asked • 04/07/14

How can light have momentum?

So, I have been watching a lot of videos on physics, and a few of them have eluded to the fact that light has momentum. For instance, minutephysics video "E=MC2" is incomplete states that the full equation to describe objects with momentum and mass is E^2= (mc^2)^2 + (pc)^2 and he also says "The energy of a massless particle is the same as it's momentum". What I don't understand is this: The equation for an objects momentum is P=(mv)/(sqrt(1-(v^2/c^2))) which is basically just p=mv but because of gamma you have to do that annoying thing in the denominator. But EITHER WAY when mass=0, momentum equals zero. And light is massless. So... I'm confused. Please help.

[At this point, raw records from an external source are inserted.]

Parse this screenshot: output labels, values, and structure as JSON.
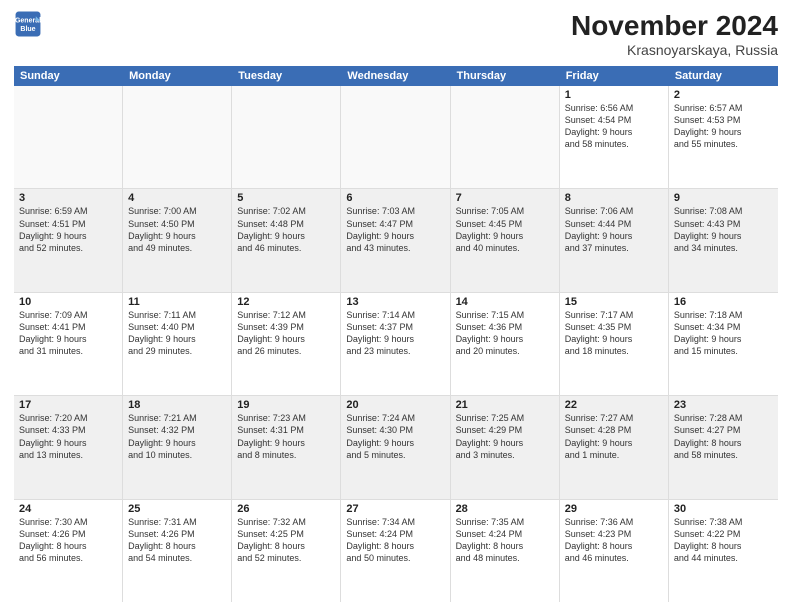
{
  "logo": {
    "line1": "General",
    "line2": "Blue"
  },
  "title": "November 2024",
  "subtitle": "Krasnoyarskaya, Russia",
  "header_days": [
    "Sunday",
    "Monday",
    "Tuesday",
    "Wednesday",
    "Thursday",
    "Friday",
    "Saturday"
  ],
  "rows": [
    [
      {
        "day": "",
        "empty": true
      },
      {
        "day": "",
        "empty": true
      },
      {
        "day": "",
        "empty": true
      },
      {
        "day": "",
        "empty": true
      },
      {
        "day": "",
        "empty": true
      },
      {
        "day": "1",
        "lines": [
          "Sunrise: 6:56 AM",
          "Sunset: 4:54 PM",
          "Daylight: 9 hours",
          "and 58 minutes."
        ]
      },
      {
        "day": "2",
        "lines": [
          "Sunrise: 6:57 AM",
          "Sunset: 4:53 PM",
          "Daylight: 9 hours",
          "and 55 minutes."
        ]
      }
    ],
    [
      {
        "day": "3",
        "lines": [
          "Sunrise: 6:59 AM",
          "Sunset: 4:51 PM",
          "Daylight: 9 hours",
          "and 52 minutes."
        ]
      },
      {
        "day": "4",
        "lines": [
          "Sunrise: 7:00 AM",
          "Sunset: 4:50 PM",
          "Daylight: 9 hours",
          "and 49 minutes."
        ]
      },
      {
        "day": "5",
        "lines": [
          "Sunrise: 7:02 AM",
          "Sunset: 4:48 PM",
          "Daylight: 9 hours",
          "and 46 minutes."
        ]
      },
      {
        "day": "6",
        "lines": [
          "Sunrise: 7:03 AM",
          "Sunset: 4:47 PM",
          "Daylight: 9 hours",
          "and 43 minutes."
        ]
      },
      {
        "day": "7",
        "lines": [
          "Sunrise: 7:05 AM",
          "Sunset: 4:45 PM",
          "Daylight: 9 hours",
          "and 40 minutes."
        ]
      },
      {
        "day": "8",
        "lines": [
          "Sunrise: 7:06 AM",
          "Sunset: 4:44 PM",
          "Daylight: 9 hours",
          "and 37 minutes."
        ]
      },
      {
        "day": "9",
        "lines": [
          "Sunrise: 7:08 AM",
          "Sunset: 4:43 PM",
          "Daylight: 9 hours",
          "and 34 minutes."
        ]
      }
    ],
    [
      {
        "day": "10",
        "lines": [
          "Sunrise: 7:09 AM",
          "Sunset: 4:41 PM",
          "Daylight: 9 hours",
          "and 31 minutes."
        ]
      },
      {
        "day": "11",
        "lines": [
          "Sunrise: 7:11 AM",
          "Sunset: 4:40 PM",
          "Daylight: 9 hours",
          "and 29 minutes."
        ]
      },
      {
        "day": "12",
        "lines": [
          "Sunrise: 7:12 AM",
          "Sunset: 4:39 PM",
          "Daylight: 9 hours",
          "and 26 minutes."
        ]
      },
      {
        "day": "13",
        "lines": [
          "Sunrise: 7:14 AM",
          "Sunset: 4:37 PM",
          "Daylight: 9 hours",
          "and 23 minutes."
        ]
      },
      {
        "day": "14",
        "lines": [
          "Sunrise: 7:15 AM",
          "Sunset: 4:36 PM",
          "Daylight: 9 hours",
          "and 20 minutes."
        ]
      },
      {
        "day": "15",
        "lines": [
          "Sunrise: 7:17 AM",
          "Sunset: 4:35 PM",
          "Daylight: 9 hours",
          "and 18 minutes."
        ]
      },
      {
        "day": "16",
        "lines": [
          "Sunrise: 7:18 AM",
          "Sunset: 4:34 PM",
          "Daylight: 9 hours",
          "and 15 minutes."
        ]
      }
    ],
    [
      {
        "day": "17",
        "lines": [
          "Sunrise: 7:20 AM",
          "Sunset: 4:33 PM",
          "Daylight: 9 hours",
          "and 13 minutes."
        ]
      },
      {
        "day": "18",
        "lines": [
          "Sunrise: 7:21 AM",
          "Sunset: 4:32 PM",
          "Daylight: 9 hours",
          "and 10 minutes."
        ]
      },
      {
        "day": "19",
        "lines": [
          "Sunrise: 7:23 AM",
          "Sunset: 4:31 PM",
          "Daylight: 9 hours",
          "and 8 minutes."
        ]
      },
      {
        "day": "20",
        "lines": [
          "Sunrise: 7:24 AM",
          "Sunset: 4:30 PM",
          "Daylight: 9 hours",
          "and 5 minutes."
        ]
      },
      {
        "day": "21",
        "lines": [
          "Sunrise: 7:25 AM",
          "Sunset: 4:29 PM",
          "Daylight: 9 hours",
          "and 3 minutes."
        ]
      },
      {
        "day": "22",
        "lines": [
          "Sunrise: 7:27 AM",
          "Sunset: 4:28 PM",
          "Daylight: 9 hours",
          "and 1 minute."
        ]
      },
      {
        "day": "23",
        "lines": [
          "Sunrise: 7:28 AM",
          "Sunset: 4:27 PM",
          "Daylight: 8 hours",
          "and 58 minutes."
        ]
      }
    ],
    [
      {
        "day": "24",
        "lines": [
          "Sunrise: 7:30 AM",
          "Sunset: 4:26 PM",
          "Daylight: 8 hours",
          "and 56 minutes."
        ]
      },
      {
        "day": "25",
        "lines": [
          "Sunrise: 7:31 AM",
          "Sunset: 4:26 PM",
          "Daylight: 8 hours",
          "and 54 minutes."
        ]
      },
      {
        "day": "26",
        "lines": [
          "Sunrise: 7:32 AM",
          "Sunset: 4:25 PM",
          "Daylight: 8 hours",
          "and 52 minutes."
        ]
      },
      {
        "day": "27",
        "lines": [
          "Sunrise: 7:34 AM",
          "Sunset: 4:24 PM",
          "Daylight: 8 hours",
          "and 50 minutes."
        ]
      },
      {
        "day": "28",
        "lines": [
          "Sunrise: 7:35 AM",
          "Sunset: 4:24 PM",
          "Daylight: 8 hours",
          "and 48 minutes."
        ]
      },
      {
        "day": "29",
        "lines": [
          "Sunrise: 7:36 AM",
          "Sunset: 4:23 PM",
          "Daylight: 8 hours",
          "and 46 minutes."
        ]
      },
      {
        "day": "30",
        "lines": [
          "Sunrise: 7:38 AM",
          "Sunset: 4:22 PM",
          "Daylight: 8 hours",
          "and 44 minutes."
        ]
      }
    ]
  ]
}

2 Answers By Expert Tutors


Robert S. answered • 04/10/14

0 (0)

Robert Math Physics

Still looking for help? Get the right answer, fast.

Ask a question for free

Get a free answer to a quick problem.
Most questions answered within 4 hours.


Find an Online Tutor Now

Choose an expert and meet online. No packages or subscriptions, pay only for the time you need.